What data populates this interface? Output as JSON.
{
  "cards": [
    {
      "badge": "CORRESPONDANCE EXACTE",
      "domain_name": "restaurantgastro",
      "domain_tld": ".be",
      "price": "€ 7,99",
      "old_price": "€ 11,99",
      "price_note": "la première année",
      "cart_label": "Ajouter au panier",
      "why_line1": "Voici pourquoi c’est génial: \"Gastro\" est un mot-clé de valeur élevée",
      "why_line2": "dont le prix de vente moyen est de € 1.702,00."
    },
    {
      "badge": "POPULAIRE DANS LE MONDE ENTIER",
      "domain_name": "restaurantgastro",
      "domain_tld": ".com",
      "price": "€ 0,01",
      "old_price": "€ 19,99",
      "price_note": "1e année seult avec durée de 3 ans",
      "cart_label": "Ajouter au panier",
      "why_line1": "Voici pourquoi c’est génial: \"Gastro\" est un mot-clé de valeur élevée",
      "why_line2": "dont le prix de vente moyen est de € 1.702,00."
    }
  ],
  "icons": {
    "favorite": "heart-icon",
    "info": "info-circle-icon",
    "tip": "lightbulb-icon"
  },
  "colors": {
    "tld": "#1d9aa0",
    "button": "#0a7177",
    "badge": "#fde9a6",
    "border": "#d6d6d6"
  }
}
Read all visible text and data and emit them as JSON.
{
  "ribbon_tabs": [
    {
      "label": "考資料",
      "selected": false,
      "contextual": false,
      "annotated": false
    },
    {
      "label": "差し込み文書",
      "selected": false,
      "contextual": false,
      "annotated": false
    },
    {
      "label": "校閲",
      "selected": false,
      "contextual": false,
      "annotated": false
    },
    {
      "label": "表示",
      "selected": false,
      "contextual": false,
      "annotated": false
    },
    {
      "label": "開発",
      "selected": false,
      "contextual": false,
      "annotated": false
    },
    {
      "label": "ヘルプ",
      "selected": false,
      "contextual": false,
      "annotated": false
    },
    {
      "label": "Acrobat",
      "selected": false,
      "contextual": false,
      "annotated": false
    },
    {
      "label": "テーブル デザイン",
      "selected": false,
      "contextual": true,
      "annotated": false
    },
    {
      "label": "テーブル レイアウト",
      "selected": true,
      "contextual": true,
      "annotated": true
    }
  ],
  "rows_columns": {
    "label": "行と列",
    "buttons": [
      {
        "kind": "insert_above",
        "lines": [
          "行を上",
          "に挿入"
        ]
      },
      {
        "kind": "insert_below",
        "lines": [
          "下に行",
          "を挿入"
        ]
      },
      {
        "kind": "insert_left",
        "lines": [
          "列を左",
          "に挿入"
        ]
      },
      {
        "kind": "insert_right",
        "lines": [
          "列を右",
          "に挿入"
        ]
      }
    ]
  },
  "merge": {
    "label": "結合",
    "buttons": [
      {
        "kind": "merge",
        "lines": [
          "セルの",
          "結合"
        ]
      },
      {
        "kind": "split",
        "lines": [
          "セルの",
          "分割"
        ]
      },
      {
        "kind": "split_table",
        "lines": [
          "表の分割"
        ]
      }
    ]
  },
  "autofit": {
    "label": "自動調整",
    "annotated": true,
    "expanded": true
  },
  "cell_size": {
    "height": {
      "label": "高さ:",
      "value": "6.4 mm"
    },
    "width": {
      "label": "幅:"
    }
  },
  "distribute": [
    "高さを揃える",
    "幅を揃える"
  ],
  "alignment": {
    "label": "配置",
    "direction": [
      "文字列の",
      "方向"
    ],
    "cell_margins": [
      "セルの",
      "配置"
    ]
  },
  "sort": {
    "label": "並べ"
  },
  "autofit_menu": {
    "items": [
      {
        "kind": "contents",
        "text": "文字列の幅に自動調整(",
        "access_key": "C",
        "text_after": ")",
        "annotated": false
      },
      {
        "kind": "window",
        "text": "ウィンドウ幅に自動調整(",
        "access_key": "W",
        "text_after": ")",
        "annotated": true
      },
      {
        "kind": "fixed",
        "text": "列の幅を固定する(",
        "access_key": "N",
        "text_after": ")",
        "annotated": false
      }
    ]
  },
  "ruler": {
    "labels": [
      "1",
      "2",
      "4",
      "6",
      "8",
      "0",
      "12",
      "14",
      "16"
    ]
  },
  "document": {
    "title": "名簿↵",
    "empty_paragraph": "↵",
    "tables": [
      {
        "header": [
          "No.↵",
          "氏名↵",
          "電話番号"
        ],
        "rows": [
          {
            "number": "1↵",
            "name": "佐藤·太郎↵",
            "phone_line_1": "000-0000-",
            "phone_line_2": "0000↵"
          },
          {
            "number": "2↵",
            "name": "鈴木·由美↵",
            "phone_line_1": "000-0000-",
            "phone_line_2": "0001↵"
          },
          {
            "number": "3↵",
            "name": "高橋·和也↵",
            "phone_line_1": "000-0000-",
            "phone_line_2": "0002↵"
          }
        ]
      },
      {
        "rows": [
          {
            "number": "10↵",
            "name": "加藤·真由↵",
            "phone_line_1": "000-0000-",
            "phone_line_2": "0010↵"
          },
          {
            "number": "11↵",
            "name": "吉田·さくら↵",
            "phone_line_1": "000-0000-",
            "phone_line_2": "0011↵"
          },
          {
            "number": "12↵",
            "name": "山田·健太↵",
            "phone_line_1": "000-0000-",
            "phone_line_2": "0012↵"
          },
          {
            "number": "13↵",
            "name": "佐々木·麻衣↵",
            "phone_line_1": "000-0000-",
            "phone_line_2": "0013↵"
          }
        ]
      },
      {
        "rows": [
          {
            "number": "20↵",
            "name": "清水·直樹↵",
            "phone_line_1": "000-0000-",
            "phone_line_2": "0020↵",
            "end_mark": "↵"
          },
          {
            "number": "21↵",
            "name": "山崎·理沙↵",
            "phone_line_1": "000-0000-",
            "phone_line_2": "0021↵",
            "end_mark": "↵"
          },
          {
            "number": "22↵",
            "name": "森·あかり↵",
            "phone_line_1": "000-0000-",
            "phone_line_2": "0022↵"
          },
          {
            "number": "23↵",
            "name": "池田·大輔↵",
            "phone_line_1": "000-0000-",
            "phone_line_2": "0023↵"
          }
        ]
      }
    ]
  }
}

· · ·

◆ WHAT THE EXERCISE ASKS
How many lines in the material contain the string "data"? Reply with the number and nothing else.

◆ WRITTEN RESPONSE
2